AAP convener Arvind Kejriwal waves at his supporters during his road show in Varanasi. (PTI Photo)
But its units in states like Bihar, Madhya Pradesh, Rajasthan and Gujarat, where the party is unlikely to open an account, are in disarray and could face split or exodus of its members after the results are declared on May 16.
“We could see upheaval in the state unit after the results come in,” Ajit Kumar Singh, an office bearer in the Bihar unit told HT.
The reasons, he said, varied from resentment over the selection of candidates to disconnect between the state unit and the central leadership. “The central leadership should have kept a close watch on what is going on in state units,” he said.
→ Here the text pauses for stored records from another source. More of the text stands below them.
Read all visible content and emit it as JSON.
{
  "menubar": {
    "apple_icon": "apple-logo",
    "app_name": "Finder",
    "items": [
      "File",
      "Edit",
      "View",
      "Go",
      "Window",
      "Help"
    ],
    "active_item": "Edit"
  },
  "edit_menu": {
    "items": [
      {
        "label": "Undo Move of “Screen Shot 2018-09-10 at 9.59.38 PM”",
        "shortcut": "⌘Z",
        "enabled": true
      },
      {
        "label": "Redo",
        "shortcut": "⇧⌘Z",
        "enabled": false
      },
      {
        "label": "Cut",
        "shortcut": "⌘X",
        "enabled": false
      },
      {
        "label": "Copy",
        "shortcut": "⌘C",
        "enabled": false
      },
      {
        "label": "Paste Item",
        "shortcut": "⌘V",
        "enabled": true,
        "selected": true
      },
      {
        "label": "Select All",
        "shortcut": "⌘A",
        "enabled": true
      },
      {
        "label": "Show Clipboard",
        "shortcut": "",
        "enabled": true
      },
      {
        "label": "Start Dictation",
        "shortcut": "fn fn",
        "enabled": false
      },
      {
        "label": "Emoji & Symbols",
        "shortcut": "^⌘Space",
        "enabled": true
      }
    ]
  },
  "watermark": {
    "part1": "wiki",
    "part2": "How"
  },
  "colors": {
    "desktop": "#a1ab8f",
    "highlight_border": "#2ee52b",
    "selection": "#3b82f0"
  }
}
AAP is contesting all 40 seats in Bihar, and if Singh is to be believed, the party does not hope to win any.
In Madhya Pradesh, a party office-bearer said there was no check on the kind of people who joined the party and as a result, AAP’s survival in the state is dependent on how many of the 29 candidates it fielded win. “Majority joined AAP to milk the party’s popularity after the Delhi assembly results, and if the results are not favourable they might not stay on in the party,” he said.
The party’s state convener Abhay Verma admitted if it fails to win any seat, AAP will find it difficult to survive.
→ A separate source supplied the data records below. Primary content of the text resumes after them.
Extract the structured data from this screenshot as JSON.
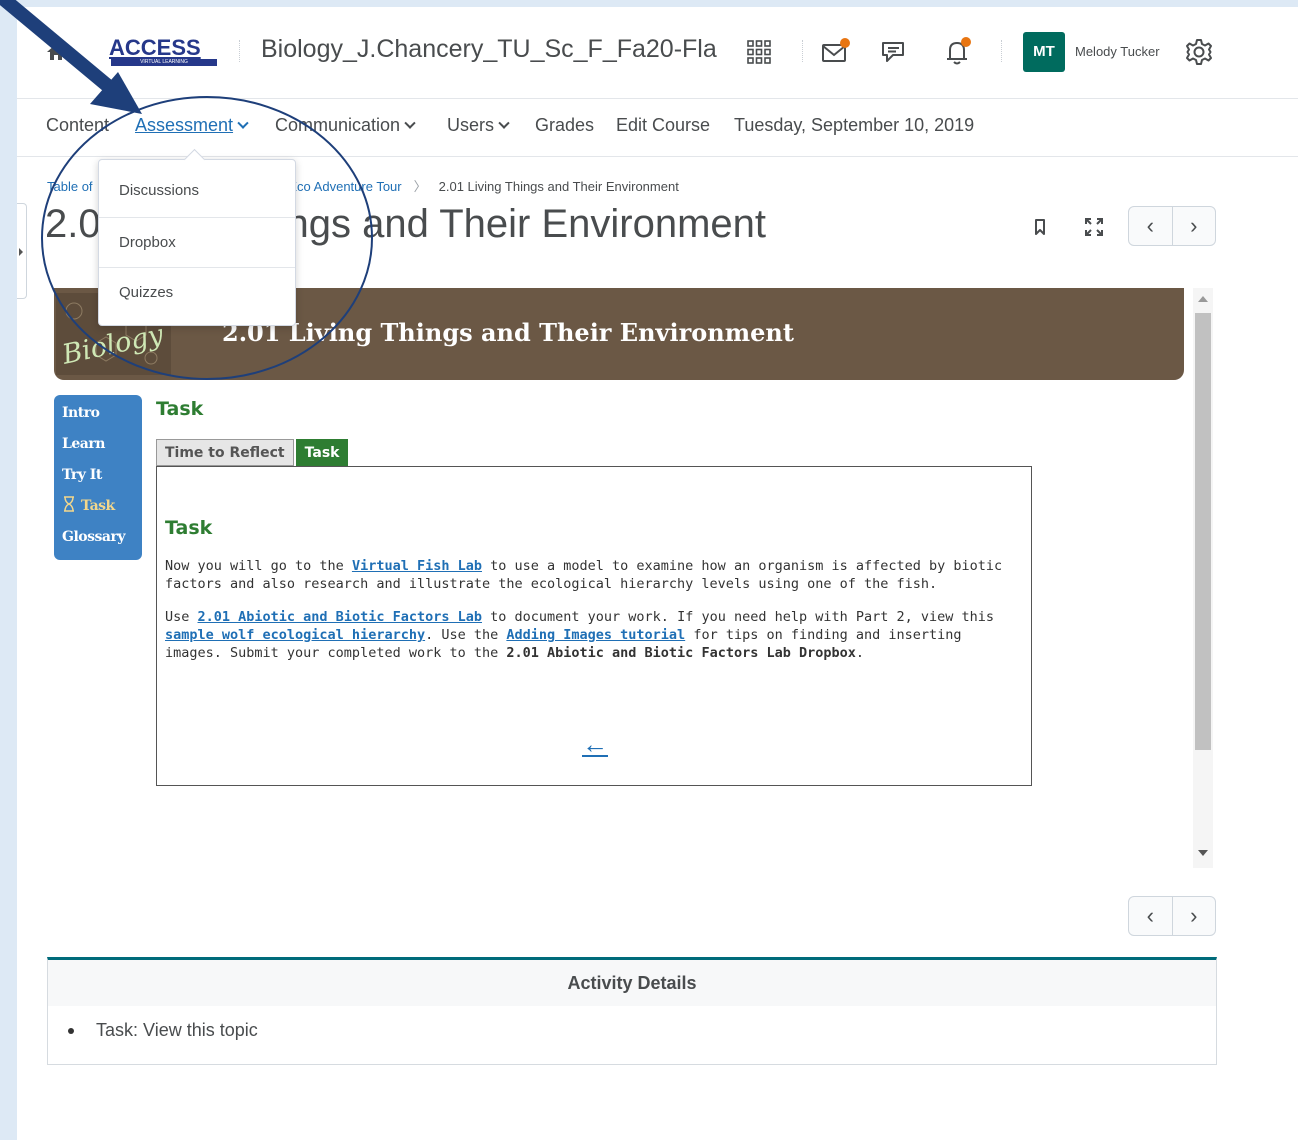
{
  "header": {
    "logo_text": "ACCESS",
    "logo_subtext": "VIRTUAL LEARNING",
    "course_title": "Biology_J.Chancery_TU_Sc_F_Fa20-Fla",
    "user_initials": "MT",
    "user_name": "Melody Tucker"
  },
  "nav": {
    "items": [
      {
        "label": "Content"
      },
      {
        "label": "Assessment"
      },
      {
        "label": "Communication"
      },
      {
        "label": "Users"
      },
      {
        "label": "Grades"
      },
      {
        "label": "Edit Course"
      },
      {
        "label": "Tuesday, September 10, 2019"
      }
    ]
  },
  "dropdown": {
    "items": [
      {
        "label": "Discussions"
      },
      {
        "label": "Dropbox"
      },
      {
        "label": "Quizzes"
      }
    ]
  },
  "breadcrumb": {
    "first": "Table of",
    "second": "e Eco Adventure Tour",
    "current": "2.01 Living Things and Their Environment"
  },
  "page": {
    "title_start": "2.0",
    "title_end": "ings and Their Environment"
  },
  "lesson": {
    "banner_logo": "Biology",
    "banner_title": "2.01 Living Things and Their Environment",
    "nav": [
      "Intro",
      "Learn",
      "Try It",
      "Task",
      "Glossary"
    ],
    "heading": "Task",
    "tabs": [
      "Time to Reflect",
      "Task"
    ],
    "box_heading": "Task",
    "p1": {
      "before": "Now you will go to the ",
      "link": "Virtual Fish Lab",
      "after": " to use a model to examine how an organism is affected by biotic factors and also research and illustrate the ecological hierarchy levels using one of the fish."
    },
    "p2": {
      "t1": "Use ",
      "link1": "2.01 Abiotic and Biotic Factors Lab",
      "t2": " to document your work. If you need help with Part 2, view this ",
      "link2": "sample wolf ecological hierarchy",
      "t3": ". Use the ",
      "link3": "Adding Images tutorial",
      "t4": " for tips on finding and inserting images. Submit your completed work to the ",
      "bold": "2.01 Abiotic and Biotic Factors Lab Dropbox",
      "t5": "."
    },
    "back_arrow": "←"
  },
  "pager": {
    "prev": "‹",
    "next": "›"
  },
  "activity": {
    "title": "Activity Details",
    "item": "Task: View this topic"
  },
  "colors": {
    "brand_blue": "#26388a",
    "link_blue": "#1f6fb5",
    "avatar_teal": "#006b5e",
    "banner_brown": "#6b5845",
    "lesson_nav_blue": "#3e82c4",
    "task_green": "#2e7d32",
    "callout_navy": "#1e3f7a",
    "notification_orange": "#e87511"
  },
  "icons": [
    "home-icon",
    "waffle-icon",
    "mail-icon",
    "chat-icon",
    "bell-icon",
    "gear-icon",
    "bookmark-icon",
    "fullscreen-icon",
    "hourglass-icon"
  ]
}
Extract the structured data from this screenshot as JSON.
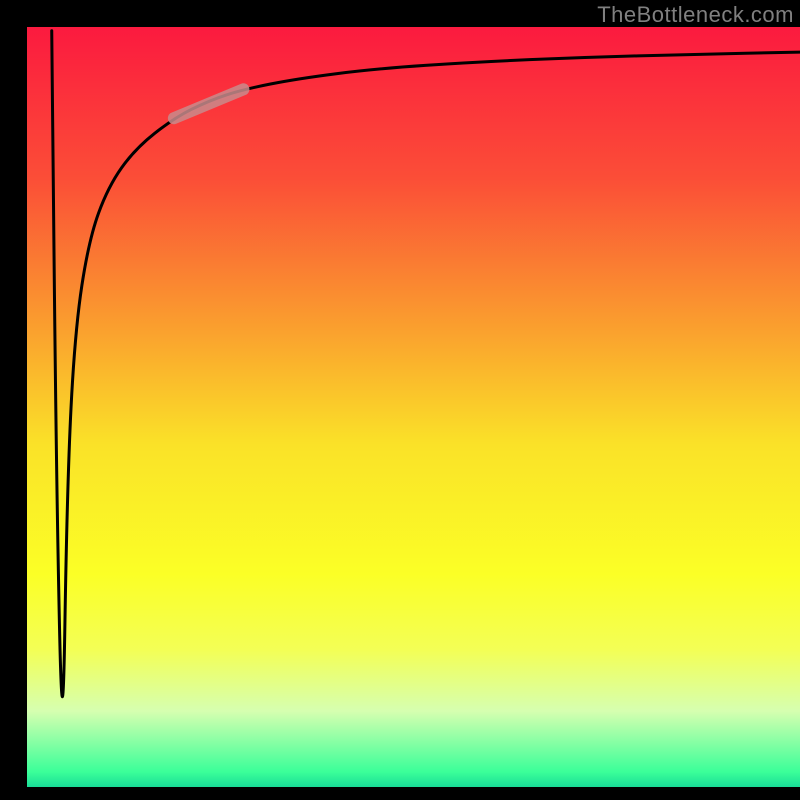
{
  "watermark": "TheBottleneck.com",
  "chart_data": {
    "type": "line",
    "title": "",
    "xlabel": "",
    "ylabel": "",
    "xlim": [
      0,
      100
    ],
    "ylim": [
      0,
      100
    ],
    "series": [
      {
        "name": "rainbow-gradient-background",
        "type": "gradient",
        "stops": [
          {
            "offset": 0.0,
            "color": "#fb1a3f"
          },
          {
            "offset": 0.2,
            "color": "#fb4e37"
          },
          {
            "offset": 0.4,
            "color": "#faa12e"
          },
          {
            "offset": 0.55,
            "color": "#fae228"
          },
          {
            "offset": 0.72,
            "color": "#fbff26"
          },
          {
            "offset": 0.82,
            "color": "#f3ff56"
          },
          {
            "offset": 0.9,
            "color": "#d6ffb0"
          },
          {
            "offset": 0.98,
            "color": "#3bff99"
          },
          {
            "offset": 1.0,
            "color": "#19dd97"
          }
        ]
      },
      {
        "name": "bottleneck-curve",
        "type": "path",
        "color": "#000000",
        "x": [
          3.2,
          3.8,
          4.6,
          5.2,
          6.2,
          8.0,
          10.5,
          14.0,
          19.0,
          23.5,
          28.0,
          35.0,
          45.0,
          58.0,
          72.0,
          86.0,
          100.0
        ],
        "values": [
          99.5,
          40.0,
          2.5,
          40.0,
          60.0,
          72.0,
          79.0,
          84.0,
          88.0,
          90.3,
          91.8,
          93.2,
          94.5,
          95.4,
          96.0,
          96.4,
          96.7
        ]
      },
      {
        "name": "highlight-segment",
        "type": "segment",
        "color": "#c98b8c",
        "x1": 19.0,
        "y1": 88.0,
        "x2": 28.0,
        "y2": 91.8
      }
    ]
  }
}
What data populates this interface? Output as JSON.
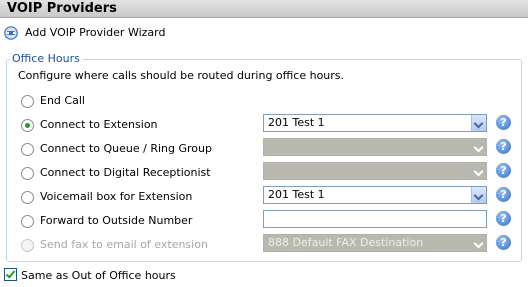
{
  "header": {
    "title": "VOIP Providers"
  },
  "wizard": {
    "label": "Add VOIP Provider Wizard",
    "icon": "wizard-icon"
  },
  "office_hours": {
    "legend": "Office Hours",
    "description": "Configure where calls should be routed during office hours.",
    "options": [
      {
        "label": "End Call",
        "checked": false,
        "disabled": false,
        "control": "none",
        "value": ""
      },
      {
        "label": "Connect to Extension",
        "checked": true,
        "disabled": false,
        "control": "select",
        "value": "201 Test 1"
      },
      {
        "label": "Connect to Queue / Ring Group",
        "checked": false,
        "disabled": false,
        "control": "select-disabled",
        "value": ""
      },
      {
        "label": "Connect to Digital Receptionist",
        "checked": false,
        "disabled": false,
        "control": "select-disabled",
        "value": ""
      },
      {
        "label": "Voicemail box for Extension",
        "checked": false,
        "disabled": false,
        "control": "select",
        "value": "201 Test 1"
      },
      {
        "label": "Forward to Outside Number",
        "checked": false,
        "disabled": false,
        "control": "text",
        "value": ""
      },
      {
        "label": "Send fax to email of extension",
        "checked": false,
        "disabled": true,
        "control": "select-disabled",
        "value": "888 Default FAX Destination"
      }
    ],
    "help_icon": "?"
  },
  "same_as_out_of_office": {
    "label": "Same as Out of Office hours",
    "checked": true
  },
  "colors": {
    "legend": "#1c4f9c",
    "radio_selected": "#2d9a27",
    "checkbox_check": "#21a121",
    "help_icon": "#2f6fc5"
  }
}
“We are hoping to win one seat, but if that does not happen we are going to have a difficult time,” he said.
The situation is not very different in Rajasthan where AAP’s state convener Ashok Jain said the party would have had the chance to win a few seats if the central leadership had devoted more time.
“Of course, Arvind Kejriwal’s rally here would have made a huge difference, but then I am aware that the demand for him was from all over the country,” he said. Out of the total 22 candidates the party fielded in Rajasthan, the party expects to win Kota from where Jain contested.
In Gujarat, the party is facing factionalism between those who have been associated with different movements in the state and others with political background.
“The fight between those from Bhartiya Kisan Sangh, the farmer’s wing of the BJP and others who have been activists, will come out in the open after the election results are declared,” a party member said.